After a workplace accident or injury a California resident should notify their employer of the harm that they have suffered immediately or as soon as they can safely do so. This is because the notification requirement triggers an employer's workers' compensation response and the injured employee's opportunities to receive the medical care that they need. Under the state's system of workers' compensation, injured individuals have the right to be given medical care within one day of filing their claim with their employer.
This rule applies even if a claim for workers' compensation benefits is under investigation and a person whose claim is still being reviewed may still receive up to $10,000 in medical care. If the administrator of an injured worker's claim fails to process their documentation and the worker is not provided with timely medical assistance they may push for the help they need by communicating through their supervisor or management within their employing organization.
Medical care provided through workers' compensation follows a medical treatment utilization schedule that relies on evidence to diagnose and treat medical conditions in hurt workers. The science behind how to best recognize and treat the ailments that affect injured workers is always changing, and as such, the guidelines that the workers' compensation system uses are subject to change and review over time.

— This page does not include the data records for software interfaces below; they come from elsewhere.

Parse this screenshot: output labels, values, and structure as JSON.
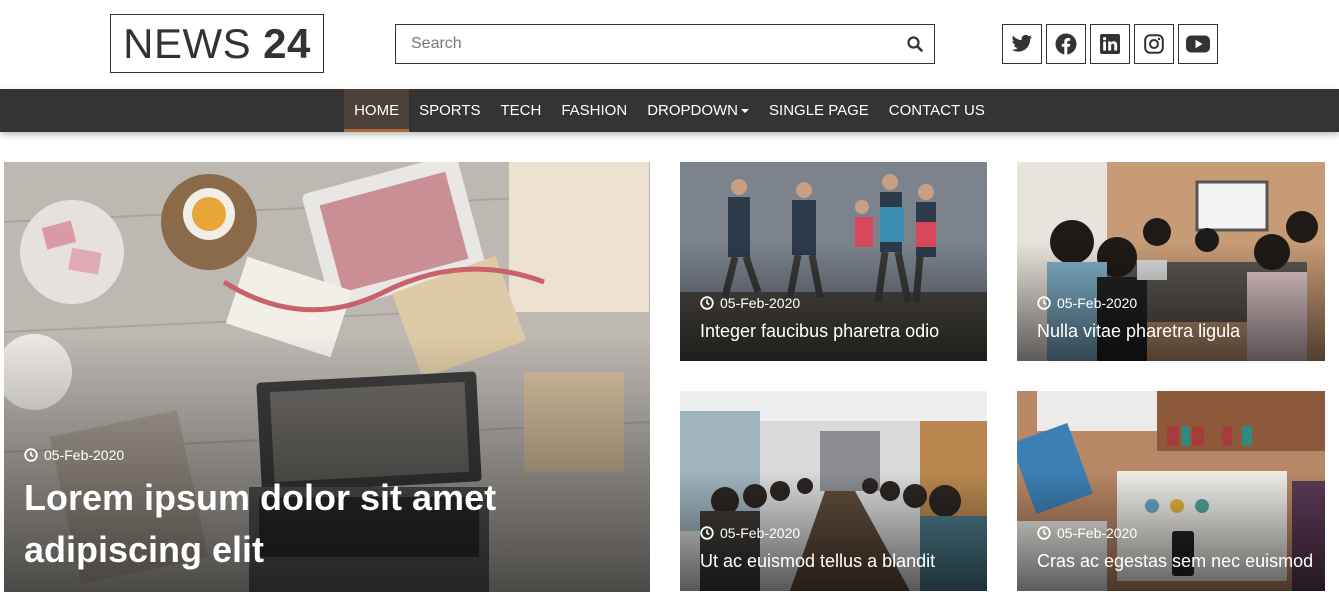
{
  "logo": {
    "light": "NEWS",
    "bold": "24"
  },
  "search": {
    "placeholder": "Search",
    "icon": "search-icon"
  },
  "social": [
    {
      "name": "twitter",
      "icon": "twitter-icon"
    },
    {
      "name": "facebook",
      "icon": "facebook-icon"
    },
    {
      "name": "linkedin",
      "icon": "linkedin-icon"
    },
    {
      "name": "instagram",
      "icon": "instagram-icon"
    },
    {
      "name": "youtube",
      "icon": "youtube-icon"
    }
  ],
  "nav": {
    "items": [
      "HOME",
      "SPORTS",
      "TECH",
      "FASHION",
      "DROPDOWN",
      "SINGLE PAGE",
      "CONTACT US"
    ],
    "active": "HOME"
  },
  "featured": {
    "date": "05-Feb-2020",
    "title_line1": "Lorem ipsum dolor sit amet",
    "title_line2": "adipiscing elit"
  },
  "cards": [
    {
      "date": "05-Feb-2020",
      "title": "Integer faucibus pharetra odio"
    },
    {
      "date": "05-Feb-2020",
      "title": "Nulla vitae pharetra ligula"
    },
    {
      "date": "05-Feb-2020",
      "title": "Ut ac euismod tellus a blandit"
    },
    {
      "date": "05-Feb-2020",
      "title": "Cras ac egestas sem nec euismod"
    }
  ],
  "colors": {
    "nav_bg": "#343434",
    "nav_active_bg": "#4d4038",
    "nav_active_border": "#a86b3c",
    "border": "#333333"
  }
}
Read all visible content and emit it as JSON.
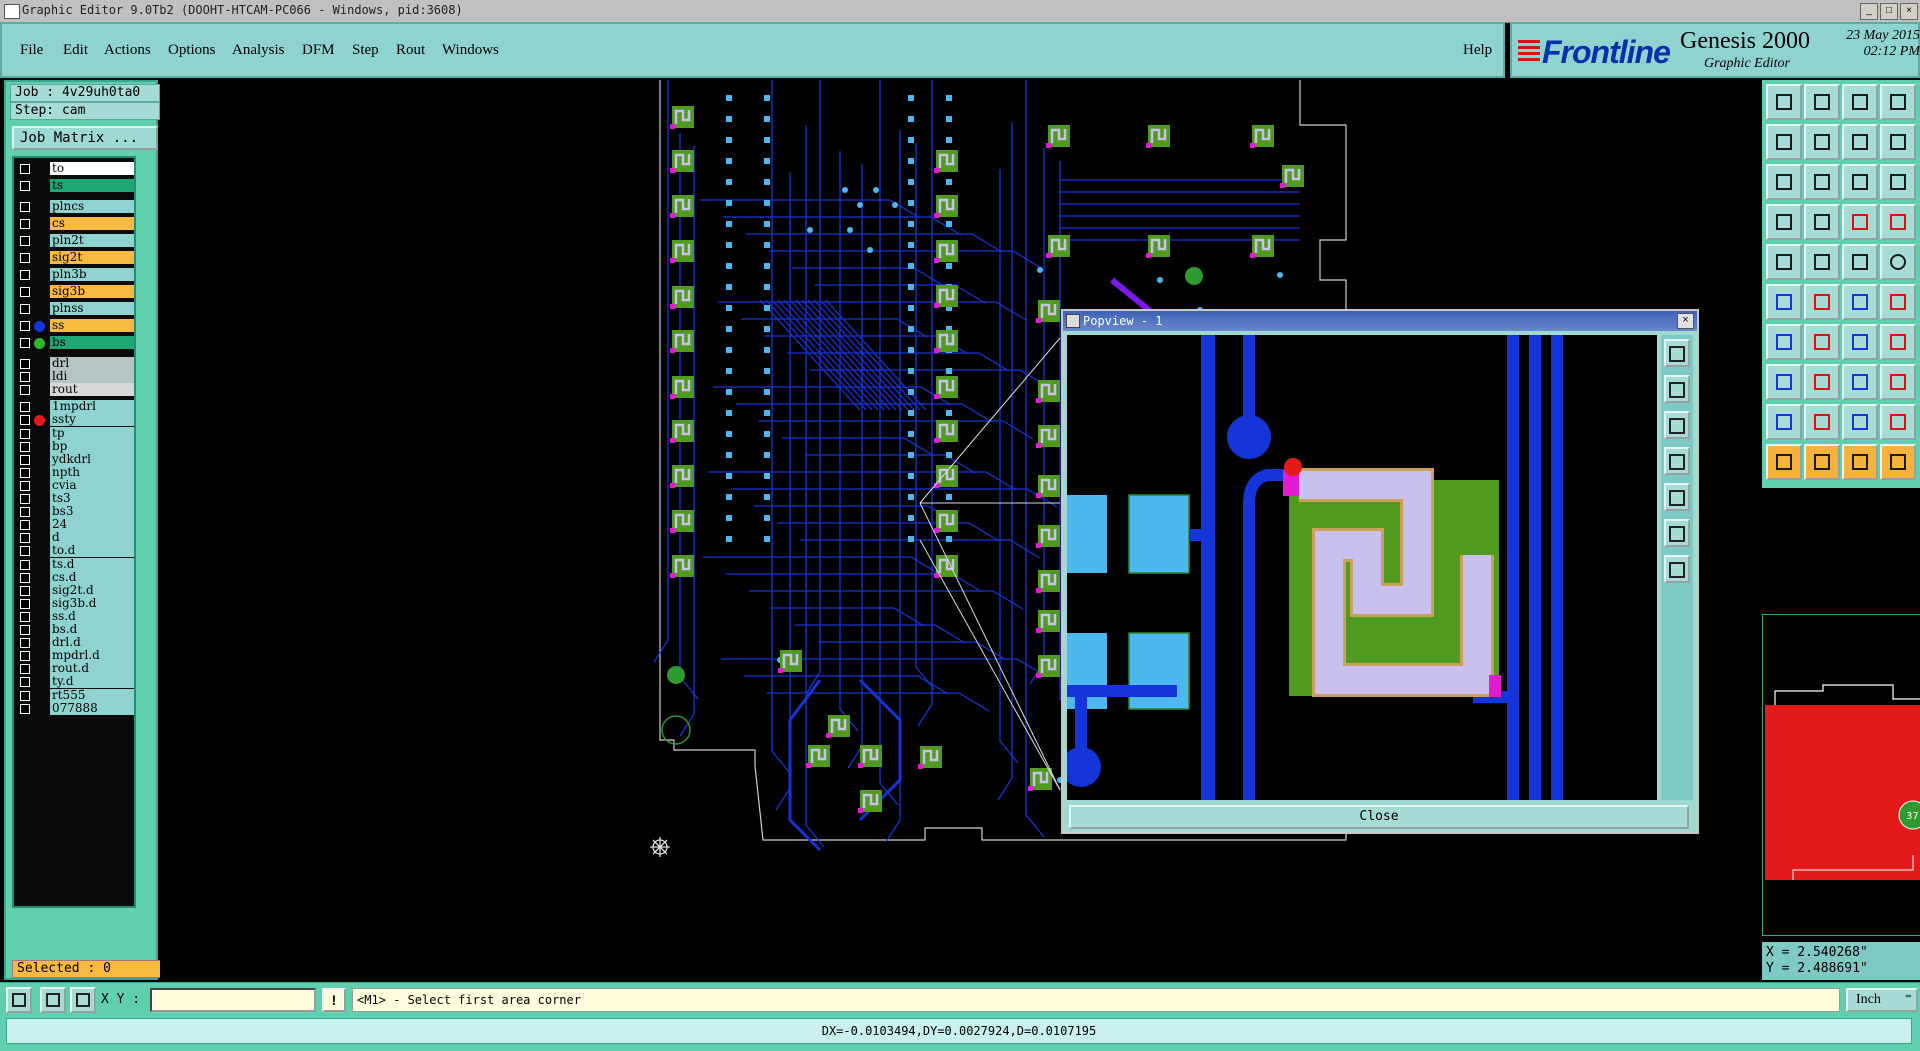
{
  "window": {
    "title": "Graphic Editor 9.0Tb2 (DOOHT-HTCAM-PC066 - Windows, pid:3608)"
  },
  "menu": {
    "items": [
      "File",
      "Edit",
      "Actions",
      "Options",
      "Analysis",
      "DFM",
      "Step",
      "Rout",
      "Windows"
    ],
    "help": "Help"
  },
  "brand": {
    "logo": "Frontline",
    "product": "Genesis 2000",
    "subtitle": "Graphic Editor",
    "date": "23 May 2015",
    "time": "02:12 PM",
    "logo_color": "#0b2fa8"
  },
  "job": {
    "job_line": "Job : 4v29uh0ta0",
    "step_line": "Step: cam",
    "matrix_button": "Job Matrix ..."
  },
  "layers": [
    {
      "name": "to",
      "color": "#ffffff",
      "dot": ""
    },
    {
      "name": "ts",
      "color": "#1fa874",
      "dot": ""
    },
    {
      "name": "plncs",
      "color": "#8fd3d0",
      "dot": ""
    },
    {
      "name": "cs",
      "color": "#f7b940",
      "dot": ""
    },
    {
      "name": "pln2t",
      "color": "#8fd3d0",
      "dot": ""
    },
    {
      "name": "sig2t",
      "color": "#f7b940",
      "dot": ""
    },
    {
      "name": "pln3b",
      "color": "#8fd3d0",
      "dot": ""
    },
    {
      "name": "sig3b",
      "color": "#f7b940",
      "dot": ""
    },
    {
      "name": "plnss",
      "color": "#8fd3d0",
      "dot": ""
    },
    {
      "name": "ss",
      "color": "#f7b940",
      "dot": "#1535d8"
    },
    {
      "name": "bs",
      "color": "#1fa874",
      "dot": "#2fb82f"
    },
    {
      "name": "drl",
      "color": "#b7c4c4",
      "dot": ""
    },
    {
      "name": "ldi",
      "color": "#b7c4c4",
      "dot": ""
    },
    {
      "name": "rout",
      "color": "#d8d8d8",
      "dot": ""
    },
    {
      "name": "1mpdrl",
      "color": "#8fd3d0",
      "dot": ""
    },
    {
      "name": "ssty",
      "color": "#8fd3d0",
      "dot": "#e21a1a"
    },
    {
      "name": "tp",
      "color": "#8fd3d0",
      "dot": ""
    },
    {
      "name": "bp",
      "color": "#8fd3d0",
      "dot": ""
    },
    {
      "name": "ydkdrl",
      "color": "#8fd3d0",
      "dot": ""
    },
    {
      "name": "npth",
      "color": "#8fd3d0",
      "dot": ""
    },
    {
      "name": "cvia",
      "color": "#8fd3d0",
      "dot": ""
    },
    {
      "name": "ts3",
      "color": "#8fd3d0",
      "dot": ""
    },
    {
      "name": "bs3",
      "color": "#8fd3d0",
      "dot": ""
    },
    {
      "name": "24",
      "color": "#8fd3d0",
      "dot": ""
    },
    {
      "name": "d",
      "color": "#8fd3d0",
      "dot": ""
    },
    {
      "name": "to.d",
      "color": "#8fd3d0",
      "dot": ""
    },
    {
      "name": "ts.d",
      "color": "#8fd3d0",
      "dot": ""
    },
    {
      "name": "cs.d",
      "color": "#8fd3d0",
      "dot": ""
    },
    {
      "name": "sig2t.d",
      "color": "#8fd3d0",
      "dot": ""
    },
    {
      "name": "sig3b.d",
      "color": "#8fd3d0",
      "dot": ""
    },
    {
      "name": "ss.d",
      "color": "#8fd3d0",
      "dot": ""
    },
    {
      "name": "bs.d",
      "color": "#8fd3d0",
      "dot": ""
    },
    {
      "name": "drl.d",
      "color": "#8fd3d0",
      "dot": ""
    },
    {
      "name": "mpdrl.d",
      "color": "#8fd3d0",
      "dot": ""
    },
    {
      "name": "rout.d",
      "color": "#8fd3d0",
      "dot": ""
    },
    {
      "name": "ty.d",
      "color": "#8fd3d0",
      "dot": ""
    },
    {
      "name": "rt555",
      "color": "#8fd3d0",
      "dot": ""
    },
    {
      "name": "077888",
      "color": "#8fd3d0",
      "dot": ""
    }
  ],
  "selected": "Selected : 0",
  "popview": {
    "title": "Popview - 1",
    "close_button": "Close"
  },
  "coords": {
    "x": "X = 2.540268\"",
    "y": "Y = 2.488691\""
  },
  "minimap": {
    "badge": "37"
  },
  "bottom": {
    "xy_label": "X Y :",
    "xy_value": "",
    "warn": "!",
    "prompt": "<M1> - Select first area corner",
    "unit": "Inch"
  },
  "status": "DX=-0.0103494,DY=0.0027924,D=0.0107195",
  "colors": {
    "trace": "#1535d8",
    "pad": "#4fb7ef",
    "smd": "#4f9a1f",
    "highlight": "#c9c0ee",
    "arrow": "#7a18e6",
    "panel": "#5fcfb0",
    "menu": "#8fd3d0"
  }
}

Individuals who suffer harm while doing their jobs should not have to wait to get the medical care that they need. The rules of the workers' compensation system require those who have suffered on-the-job injuries to get timely help to improve their conditions and get back to doing the work that they are trained to do.